*ACTION ITEM*.
Repeat the whole of the data, keeping every detail the same.

··········

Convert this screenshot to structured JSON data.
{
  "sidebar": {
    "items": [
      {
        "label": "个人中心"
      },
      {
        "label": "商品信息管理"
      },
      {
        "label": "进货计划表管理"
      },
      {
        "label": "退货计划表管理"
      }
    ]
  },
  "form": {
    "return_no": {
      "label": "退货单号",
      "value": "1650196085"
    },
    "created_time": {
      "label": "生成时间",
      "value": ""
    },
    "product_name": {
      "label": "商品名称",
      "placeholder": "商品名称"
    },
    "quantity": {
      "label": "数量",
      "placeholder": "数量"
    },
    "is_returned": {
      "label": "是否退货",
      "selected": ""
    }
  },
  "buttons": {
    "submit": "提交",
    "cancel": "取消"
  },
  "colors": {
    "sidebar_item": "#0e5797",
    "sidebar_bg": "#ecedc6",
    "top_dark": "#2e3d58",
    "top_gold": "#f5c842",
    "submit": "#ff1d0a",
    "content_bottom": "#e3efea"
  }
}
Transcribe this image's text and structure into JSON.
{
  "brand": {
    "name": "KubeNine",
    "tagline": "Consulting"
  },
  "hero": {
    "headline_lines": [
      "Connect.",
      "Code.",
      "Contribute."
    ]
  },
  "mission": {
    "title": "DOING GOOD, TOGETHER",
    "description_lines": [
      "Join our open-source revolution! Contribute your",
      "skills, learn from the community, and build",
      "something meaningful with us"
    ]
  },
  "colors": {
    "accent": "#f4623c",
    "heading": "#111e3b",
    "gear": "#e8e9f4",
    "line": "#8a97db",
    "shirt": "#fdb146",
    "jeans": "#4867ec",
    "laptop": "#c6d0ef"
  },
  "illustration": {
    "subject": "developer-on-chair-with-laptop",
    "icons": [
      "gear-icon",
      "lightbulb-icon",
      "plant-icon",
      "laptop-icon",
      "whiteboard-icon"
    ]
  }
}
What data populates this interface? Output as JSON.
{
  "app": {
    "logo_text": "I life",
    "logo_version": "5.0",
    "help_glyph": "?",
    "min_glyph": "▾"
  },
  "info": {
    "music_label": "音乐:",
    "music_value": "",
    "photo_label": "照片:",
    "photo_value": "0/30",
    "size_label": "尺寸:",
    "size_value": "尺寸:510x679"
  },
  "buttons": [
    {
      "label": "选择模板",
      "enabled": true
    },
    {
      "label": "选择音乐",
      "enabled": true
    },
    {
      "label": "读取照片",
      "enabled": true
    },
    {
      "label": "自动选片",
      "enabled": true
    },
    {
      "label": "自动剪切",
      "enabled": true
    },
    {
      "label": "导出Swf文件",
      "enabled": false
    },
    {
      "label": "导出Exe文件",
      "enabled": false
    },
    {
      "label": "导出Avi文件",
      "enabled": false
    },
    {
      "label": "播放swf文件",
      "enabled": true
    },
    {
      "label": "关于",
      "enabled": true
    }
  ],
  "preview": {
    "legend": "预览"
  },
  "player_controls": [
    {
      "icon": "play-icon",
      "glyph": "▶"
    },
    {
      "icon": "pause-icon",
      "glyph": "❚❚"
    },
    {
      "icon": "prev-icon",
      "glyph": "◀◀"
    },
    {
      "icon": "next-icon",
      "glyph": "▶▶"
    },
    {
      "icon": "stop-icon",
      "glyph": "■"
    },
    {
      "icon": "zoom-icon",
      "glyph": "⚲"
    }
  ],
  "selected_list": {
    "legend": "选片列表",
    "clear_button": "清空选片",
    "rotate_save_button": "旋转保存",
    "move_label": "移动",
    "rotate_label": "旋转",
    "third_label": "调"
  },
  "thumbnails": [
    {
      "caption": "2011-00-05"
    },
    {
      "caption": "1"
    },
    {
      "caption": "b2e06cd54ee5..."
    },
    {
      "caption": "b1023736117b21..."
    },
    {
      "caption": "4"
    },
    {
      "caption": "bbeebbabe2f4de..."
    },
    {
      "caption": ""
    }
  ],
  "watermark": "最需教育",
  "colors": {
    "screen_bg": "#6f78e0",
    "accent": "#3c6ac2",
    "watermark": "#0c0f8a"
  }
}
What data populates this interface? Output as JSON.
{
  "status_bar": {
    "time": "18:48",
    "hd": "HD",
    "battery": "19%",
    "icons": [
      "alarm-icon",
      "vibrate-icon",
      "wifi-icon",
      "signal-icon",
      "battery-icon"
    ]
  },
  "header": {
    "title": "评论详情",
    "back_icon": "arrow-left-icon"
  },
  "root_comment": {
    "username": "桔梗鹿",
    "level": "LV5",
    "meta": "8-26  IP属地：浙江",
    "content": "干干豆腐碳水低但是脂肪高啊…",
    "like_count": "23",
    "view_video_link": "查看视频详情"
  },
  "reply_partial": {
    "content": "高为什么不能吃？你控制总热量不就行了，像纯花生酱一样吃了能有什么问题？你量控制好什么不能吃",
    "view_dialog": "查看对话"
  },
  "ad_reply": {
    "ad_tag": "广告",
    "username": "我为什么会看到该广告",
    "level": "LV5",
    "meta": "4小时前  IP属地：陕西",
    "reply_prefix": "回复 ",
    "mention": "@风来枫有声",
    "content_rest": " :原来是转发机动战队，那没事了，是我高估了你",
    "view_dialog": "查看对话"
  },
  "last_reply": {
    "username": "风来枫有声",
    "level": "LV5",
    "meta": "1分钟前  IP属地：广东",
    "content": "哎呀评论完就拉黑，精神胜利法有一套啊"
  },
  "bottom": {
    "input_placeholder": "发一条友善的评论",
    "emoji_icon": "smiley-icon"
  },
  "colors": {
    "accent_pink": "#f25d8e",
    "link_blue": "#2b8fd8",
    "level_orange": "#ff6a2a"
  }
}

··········

*RESULT OF THIS EXERCISE*.
Convert this screenshot to structured JSON data.
{
  "sidebar": {
    "items": [
      {
        "label": "个人中心"
      },
      {
        "label": "商品信息管理"
      },
      {
        "label": "进货计划表管理"
      },
      {
        "label": "退货计划表管理"
      }
    ]
  },
  "form": {
    "return_no": {
      "label": "退货单号",
      "value": "1650196085"
    },
    "created_time": {
      "label": "生成时间",
      "value": ""
    },
    "product_name": {
      "label": "商品名称",
      "placeholder": "商品名称"
    },
    "quantity": {
      "label": "数量",
      "placeholder": "数量"
    },
    "is_returned": {
      "label": "是否退货",
      "selected": ""
    }
  },
  "buttons": {
    "submit": "提交",
    "cancel": "取消"
  },
  "colors": {
    "sidebar_item": "#0e5797",
    "sidebar_bg": "#ecedc6",
    "top_dark": "#2e3d58",
    "top_gold": "#f5c842",
    "submit": "#ff1d0a",
    "content_bottom": "#e3efea"
  }
}
Transcribe this image's text and structure into JSON.
{
  "brand": {
    "name": "KubeNine",
    "tagline": "Consulting"
  },
  "hero": {
    "headline_lines": [
      "Connect.",
      "Code.",
      "Contribute."
    ]
  },
  "mission": {
    "title": "DOING GOOD, TOGETHER",
    "description_lines": [
      "Join our open-source revolution! Contribute your",
      "skills, learn from the community, and build",
      "something meaningful with us"
    ]
  },
  "colors": {
    "accent": "#f4623c",
    "heading": "#111e3b",
    "gear": "#e8e9f4",
    "line": "#8a97db",
    "shirt": "#fdb146",
    "jeans": "#4867ec",
    "laptop": "#c6d0ef"
  },
  "illustration": {
    "subject": "developer-on-chair-with-laptop",
    "icons": [
      "gear-icon",
      "lightbulb-icon",
      "plant-icon",
      "laptop-icon",
      "whiteboard-icon"
    ]
  }
}
What data populates this interface? Output as JSON.
{
  "app": {
    "logo_text": "I life",
    "logo_version": "5.0",
    "help_glyph": "?",
    "min_glyph": "▾"
  },
  "info": {
    "music_label": "音乐:",
    "music_value": "",
    "photo_label": "照片:",
    "photo_value": "0/30",
    "size_label": "尺寸:",
    "size_value": "尺寸:510x679"
  },
  "buttons": [
    {
      "label": "选择模板",
      "enabled": true
    },
    {
      "label": "选择音乐",
      "enabled": true
    },
    {
      "label": "读取照片",
      "enabled": true
    },
    {
      "label": "自动选片",
      "enabled": true
    },
    {
      "label": "自动剪切",
      "enabled": true
    },
    {
      "label": "导出Swf文件",
      "enabled": false
    },
    {
      "label": "导出Exe文件",
      "enabled": false
    },
    {
      "label": "导出Avi文件",
      "enabled": false
    },
    {
      "label": "播放swf文件",
      "enabled": true
    },
    {
      "label": "关于",
      "enabled": true
    }
  ],
  "preview": {
    "legend": "预览"
  },
  "player_controls": [
    {
      "icon": "play-icon",
      "glyph": "▶"
    },
    {
      "icon": "pause-icon",
      "glyph": "❚❚"
    },
    {
      "icon": "prev-icon",
      "glyph": "◀◀"
    },
    {
      "icon": "next-icon",
      "glyph": "▶▶"
    },
    {
      "icon": "stop-icon",
      "glyph": "■"
    },
    {
      "icon": "zoom-icon",
      "glyph": "⚲"
    }
  ],
  "selected_list": {
    "legend": "选片列表",
    "clear_button": "清空选片",
    "rotate_save_button": "旋转保存",
    "move_label": "移动",
    "rotate_label": "旋转",
    "third_label": "调"
  },
  "thumbnails": [
    {
      "caption": "2011-00-05"
    },
    {
      "caption": "1"
    },
    {
      "caption": "b2e06cd54ee5..."
    },
    {
      "caption": "b1023736117b21..."
    },
    {
      "caption": "4"
    },
    {
      "caption": "bbeebbabe2f4de..."
    },
    {
      "caption": ""
    }
  ],
  "watermark": "最需教育",
  "colors": {
    "screen_bg": "#6f78e0",
    "accent": "#3c6ac2",
    "watermark": "#0c0f8a"
  }
}
What data populates this interface? Output as JSON.
{
  "status_bar": {
    "time": "18:48",
    "hd": "HD",
    "battery": "19%",
    "icons": [
      "alarm-icon",
      "vibrate-icon",
      "wifi-icon",
      "signal-icon",
      "battery-icon"
    ]
  },
  "header": {
    "title": "评论详情",
    "back_icon": "arrow-left-icon"
  },
  "root_comment": {
    "username": "桔梗鹿",
    "level": "LV5",
    "meta": "8-26  IP属地：浙江",
    "content": "干干豆腐碳水低但是脂肪高啊…",
    "like_count": "23",
    "view_video_link": "查看视频详情"
  },
  "reply_partial": {
    "content": "高为什么不能吃？你控制总热量不就行了，像纯花生酱一样吃了能有什么问题？你量控制好什么不能吃",
    "view_dialog": "查看对话"
  },
  "ad_reply": {
    "ad_tag": "广告",
    "username": "我为什么会看到该广告",
    "level": "LV5",
    "meta": "4小时前  IP属地：陕西",
    "reply_prefix": "回复 ",
    "mention": "@风来枫有声",
    "content_rest": " :原来是转发机动战队，那没事了，是我高估了你",
    "view_dialog": "查看对话"
  },
  "last_reply": {
    "username": "风来枫有声",
    "level": "LV5",
    "meta": "1分钟前  IP属地：广东",
    "content": "哎呀评论完就拉黑，精神胜利法有一套啊"
  },
  "bottom": {
    "input_placeholder": "发一条友善的评论",
    "emoji_icon": "smiley-icon"
  },
  "colors": {
    "accent_pink": "#f25d8e",
    "link_blue": "#2b8fd8",
    "level_orange": "#ff6a2a"
  }
}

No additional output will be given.